An early morning fire three days after the Kent State incident destroyed Recitation Hall between Carr Hall (left) and Battell Hall (right).

Recitation Hall, a wooden structure slated for demolition and located near Carr and Battell Halls, was set ablaze by an arsonist on May 7, 1970. “The fire was enormously upsetting,” the former dean recalled. During the strike “people got angry from time to time and we had words exchanged, but we never had that sense of radicalism and of people being dangerous on campus. In fact after the building burned down, the fire department was convinced they would be shot at by Middlebury students.”

“You may laugh now but it was a very, very tense period,” O’Brien said. After the fire, the administration and students went out into the community to assure the public that they were not in danger, he said. In 1976, after 12 years at Middlebury, O’Brien went on to become the president of Bucknell University and later of the University of Rochester.

The panel discussion facilitated by students Hannah Mahon ’13.5 and Kristina Johansson ’14 concluded with this question from the audience: “What is the end goal of all your activism?” Torie Osborn, the feminist who came to Middlebury looking to kindle her activist urges, answered without missing a beat:

“I would really like to see a regulated and humane form of capitalism that redistributes opportunity so that everybody truly — through a public education system and some kind of a safety net — has a shot at equality.”

Note: The organizers of the panel discussion had also invited a fourth panelist, Delrita Abercrombie ’70, who accepted but was unable to attend due to a major snowstorm in New York City the previous day.

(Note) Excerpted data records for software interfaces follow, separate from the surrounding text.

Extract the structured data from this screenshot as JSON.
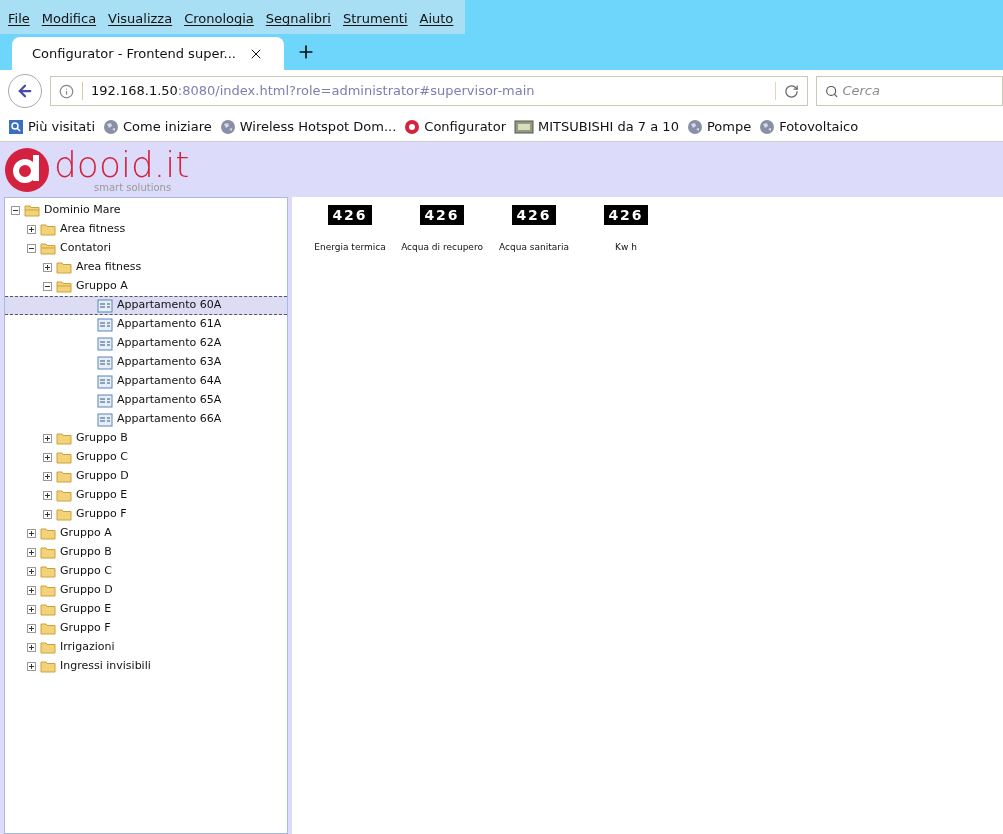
{
  "menu": [
    "File",
    "Modifica",
    "Visualizza",
    "Cronologia",
    "Segnalibri",
    "Strumenti",
    "Aiuto"
  ],
  "tabs": [
    {
      "title": "Configurator - Frontend super...",
      "selected": true
    }
  ],
  "address": {
    "host": "192.168.1.50",
    "rest": ":8080/index.html?role=administrator#supervisor-main"
  },
  "search": {
    "placeholder": "Cerca"
  },
  "bookmarks": [
    {
      "label": "Più visitati",
      "kind": "star"
    },
    {
      "label": "Come iniziare",
      "kind": "globe"
    },
    {
      "label": "Wireless Hotspot Dom...",
      "kind": "globe"
    },
    {
      "label": "Configurator",
      "kind": "brand"
    },
    {
      "label": "MITSUBISHI da 7 a 10",
      "kind": "page"
    },
    {
      "label": "Pompe",
      "kind": "globe"
    },
    {
      "label": "Fotovoltaico",
      "kind": "globe"
    }
  ],
  "logo": {
    "name": "dooid.it",
    "tagline": "smart solutions"
  },
  "tree": [
    {
      "label": "Dominio Mare",
      "kind": "folder",
      "expanded": true,
      "selected": false,
      "children": [
        {
          "label": "Area fitness",
          "kind": "folder",
          "expanded": false,
          "selected": false
        },
        {
          "label": "Contatori",
          "kind": "folder",
          "expanded": true,
          "selected": false,
          "children": [
            {
              "label": "Area fitness",
              "kind": "folder",
              "expanded": false,
              "selected": false
            },
            {
              "label": "Gruppo A",
              "kind": "folder",
              "expanded": true,
              "selected": false,
              "children": [
                {
                  "label": "Appartamento 60A",
                  "kind": "item",
                  "selected": true
                },
                {
                  "label": "Appartamento 61A",
                  "kind": "item",
                  "selected": false
                },
                {
                  "label": "Appartamento 62A",
                  "kind": "item",
                  "selected": false
                },
                {
                  "label": "Appartamento 63A",
                  "kind": "item",
                  "selected": false
                },
                {
                  "label": "Appartamento 64A",
                  "kind": "item",
                  "selected": false
                },
                {
                  "label": "Appartamento 65A",
                  "kind": "item",
                  "selected": false
                },
                {
                  "label": "Appartamento 66A",
                  "kind": "item",
                  "selected": false
                }
              ]
            },
            {
              "label": "Gruppo B",
              "kind": "folder",
              "expanded": false,
              "selected": false
            },
            {
              "label": "Gruppo C",
              "kind": "folder",
              "expanded": false,
              "selected": false
            },
            {
              "label": "Gruppo D",
              "kind": "folder",
              "expanded": false,
              "selected": false
            },
            {
              "label": "Gruppo E",
              "kind": "folder",
              "expanded": false,
              "selected": false
            },
            {
              "label": "Gruppo F",
              "kind": "folder",
              "expanded": false,
              "selected": false
            }
          ]
        },
        {
          "label": "Gruppo A",
          "kind": "folder",
          "expanded": false,
          "selected": false
        },
        {
          "label": "Gruppo B",
          "kind": "folder",
          "expanded": false,
          "selected": false
        },
        {
          "label": "Gruppo C",
          "kind": "folder",
          "expanded": false,
          "selected": false
        },
        {
          "label": "Gruppo D",
          "kind": "folder",
          "expanded": false,
          "selected": false
        },
        {
          "label": "Gruppo E",
          "kind": "folder",
          "expanded": false,
          "selected": false
        },
        {
          "label": "Gruppo F",
          "kind": "folder",
          "expanded": false,
          "selected": false
        },
        {
          "label": "Irrigazioni",
          "kind": "folder",
          "expanded": false,
          "selected": false
        },
        {
          "label": "Ingressi invisibili",
          "kind": "folder",
          "expanded": false,
          "selected": false
        }
      ]
    }
  ],
  "counters": [
    {
      "reading": "426",
      "label": "Energia termica"
    },
    {
      "reading": "426",
      "label": "Acqua di recupero"
    },
    {
      "reading": "426",
      "label": "Acqua sanitaria"
    },
    {
      "reading": "426",
      "label": "Kw h"
    }
  ]
}
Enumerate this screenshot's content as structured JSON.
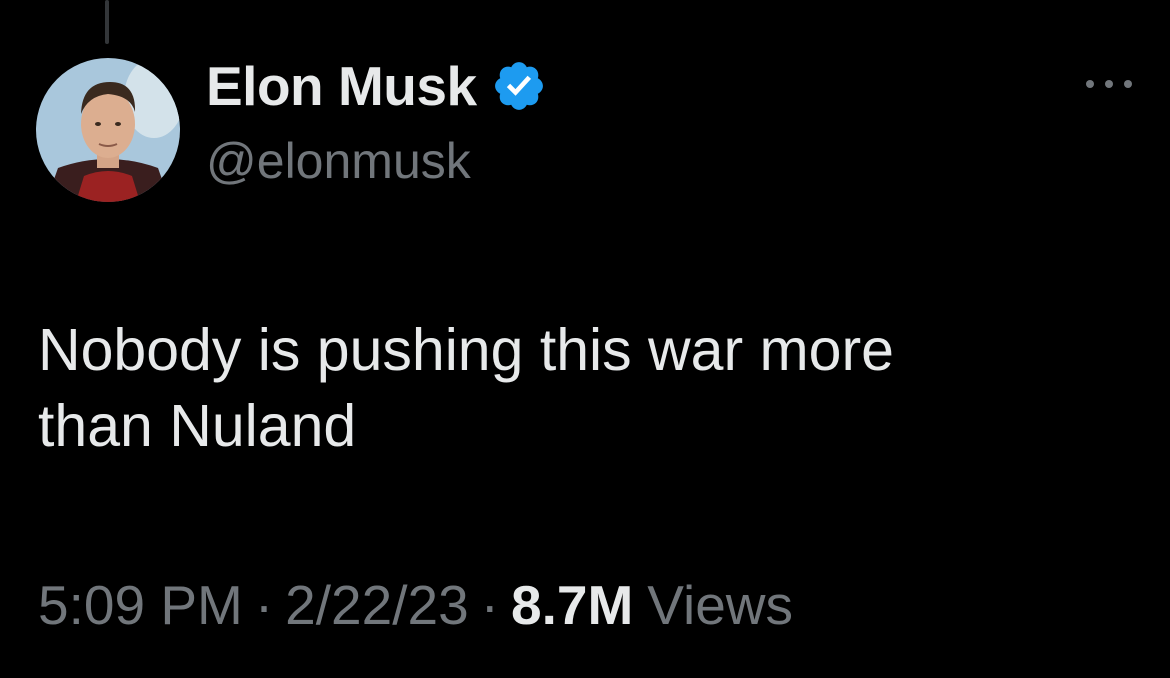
{
  "tweet": {
    "author": {
      "display_name": "Elon Musk",
      "handle": "@elonmusk",
      "verified": true,
      "verified_color": "#1d9bf0"
    },
    "text_lines": [
      "Nobody is pushing this war more",
      "than Nuland"
    ],
    "meta": {
      "time": "5:09 PM",
      "separator": "·",
      "date": "2/22/23",
      "views_count": "8.7M",
      "views_label": "Views"
    }
  },
  "icons": {
    "more": "more-horizontal-icon",
    "verified": "verified-badge-icon"
  },
  "colors": {
    "background": "#000000",
    "primary_text": "#e7e9ea",
    "secondary_text": "#71767b",
    "accent": "#1d9bf0"
  }
}
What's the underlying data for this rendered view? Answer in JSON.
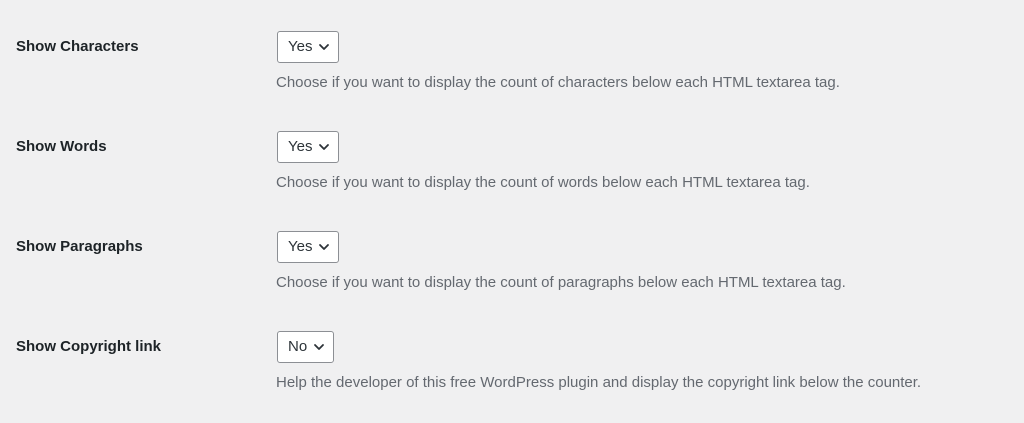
{
  "settings": [
    {
      "label": "Show Characters",
      "value": "Yes",
      "description": "Choose if you want to display the count of characters below each HTML textarea tag."
    },
    {
      "label": "Show Words",
      "value": "Yes",
      "description": "Choose if you want to display the count of words below each HTML textarea tag."
    },
    {
      "label": "Show Paragraphs",
      "value": "Yes",
      "description": "Choose if you want to display the count of paragraphs below each HTML textarea tag."
    },
    {
      "label": "Show Copyright link",
      "value": "No",
      "description": "Help the developer of this free WordPress plugin and display the copyright link below the counter."
    }
  ],
  "icons": {
    "select_arrow": "chevron-down-icon"
  },
  "colors": {
    "background": "#f0f0f1",
    "label_text": "#1d2327",
    "description_text": "#646970",
    "select_border": "#8c8f94"
  }
}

Written by Robert Keren with photographs courtesy of Special Collections